Honor Fraser Gallery presents Heroes and Villians, Mario Ybarra Jr.'s second solo exhibition with the gallery.
Ybarra's new work takes the form of a large-scale comic strip and filters his teenage years through a lens of retro ludic amusement and play. With this work Ybarra aims at celebrating and participating in the channels of communication of popular culture, while employing a playful practice that transgresses into that of higher culture. For Ybarra, play becomes a strategy for occupying and contesting territories in pursuit of establishing an advantage. He focuses on moments when popular culture becomes more relevant than other cultural products and manifestations, moments when popular culture provides an alternative perspective, provokes change, or allows the masses to have the "last say." Likewise, he positively acknowledges the way these messages are communicated (visually and materially) and utilizes them to occupy more expansive (art) territory.
Heroes and Villians (notice the word "villain" misspelled to match the Latino pronunciation of the word) also explores how popular culture (toys, movies, souvenirs, crafts, music, comics) is appropriated by the Latino community. Latinos in the United States have the opportunity to navigate, consume, and identify with the popular culture produced in the US as well as that of their cultural heritage. In Ybarra's case, the result is a cohesive mixture, manifesting in a series of drawings that represent the unlikely friendship of several teenagers in the late 1980s. Ybarra is keen on presenting the hobbies, pastimes and habits of his youth, focusing on cultural specific traits such as the homemade Latino sweets that include "paprika, Kool-aid powder and dipping candy," or baking a cake with his grandfather (as intergenerational households are typical in Latino families), or hinting at the absence of the father figure (possibly represented by the character in prison depicted on the first page). Other popular culture references such as E.T. and Hawaii 84 T-shirts and Doritos chips provide a context that is at once American and global. Ultimately, Ybarra presents a narrative with a happy ending where respect for the "other" and empathy prevail. The comic format is the controlled framework and terrain Ybarra chooses to play out the struggles, conflicts and contradictions of growing up in his hometown of Wilmington, CA.

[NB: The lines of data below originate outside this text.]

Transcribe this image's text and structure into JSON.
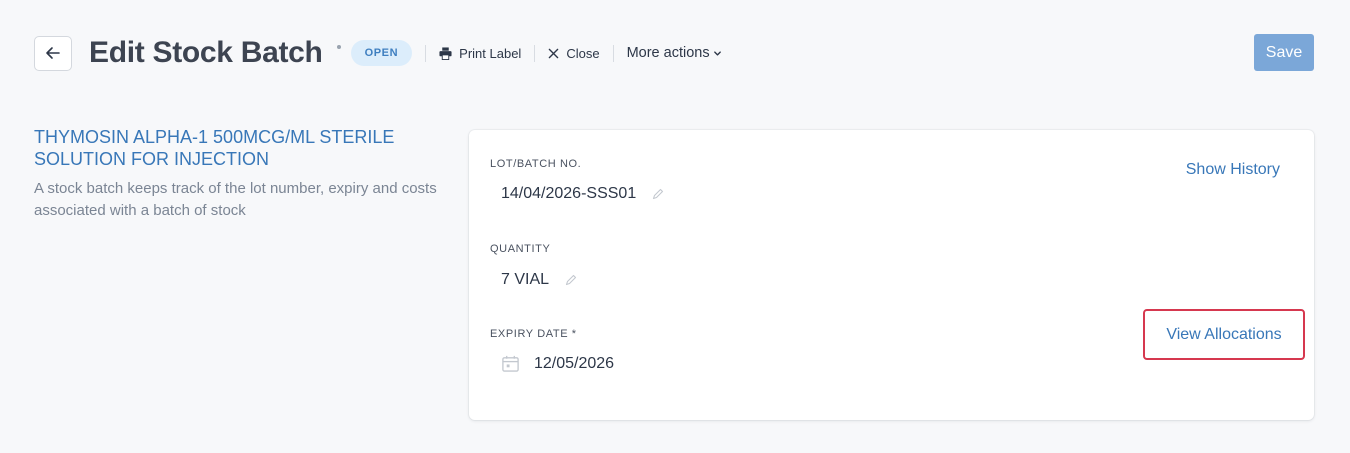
{
  "header": {
    "title": "Edit Stock Batch",
    "status": "OPEN",
    "actions": {
      "print_label": "Print Label",
      "close": "Close",
      "more_actions": "More actions"
    },
    "save_label": "Save"
  },
  "product": {
    "name": "THYMOSIN ALPHA-1 500MCG/ML STERILE SOLUTION FOR INJECTION",
    "description": "A stock batch keeps track of the lot number, expiry and costs associated with a batch of stock"
  },
  "form": {
    "lot": {
      "label": "LOT/BATCH NO.",
      "value": "14/04/2026-SSS01"
    },
    "quantity": {
      "label": "QUANTITY",
      "value": "7 VIAL"
    },
    "expiry": {
      "label": "EXPIRY DATE *",
      "value": "12/05/2026"
    },
    "show_history": "Show History",
    "view_allocations": "View Allocations"
  },
  "colors": {
    "accent": "#3877b8",
    "save_button": "#7ba7d8",
    "badge_bg": "#dcedfb",
    "highlight_border": "#d6384f"
  },
  "icons": {
    "back": "arrow-left-icon",
    "print": "printer-icon",
    "close": "close-icon",
    "more": "chevron-down-icon",
    "edit": "pencil-icon",
    "calendar": "calendar-icon"
  }
}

Mario Ybarra Jr. (b. 1973) received an MFA from the University of California at Irvine and a BFA from Otis College of Art and Design in Los Angeles. Recent solo exhibitions include Double Feature at Honor Fraser Gallery, Los Angeles; Mario Ybarra Jr.: The Tio Collection at the Museum of Contemporary Art, Santa Barbara; and Take Me Out…No Man Is An Island at the Art Institute of Chicago. Ybarra was included in the recent Made in L.A., organized by the Hammer Museum and LAXART, Los Angeles; Invisible Cities at the Instituto Cervantes in Madrid, Spain; the 2008 Whitney Biennial in New York; The World as a Stage at the Tate Modern in London and the Institute of Contemporary Art, Boston; the 2006 California Biennial at the Orange County Museum of Art in Newport Beach, CA; and Alien Nation at the Institute of Contemporary Art London. He organized Possible Worlds at the Los Angeles County Museum of Art in collaboration with Karla Diaz and Slanguage Studio.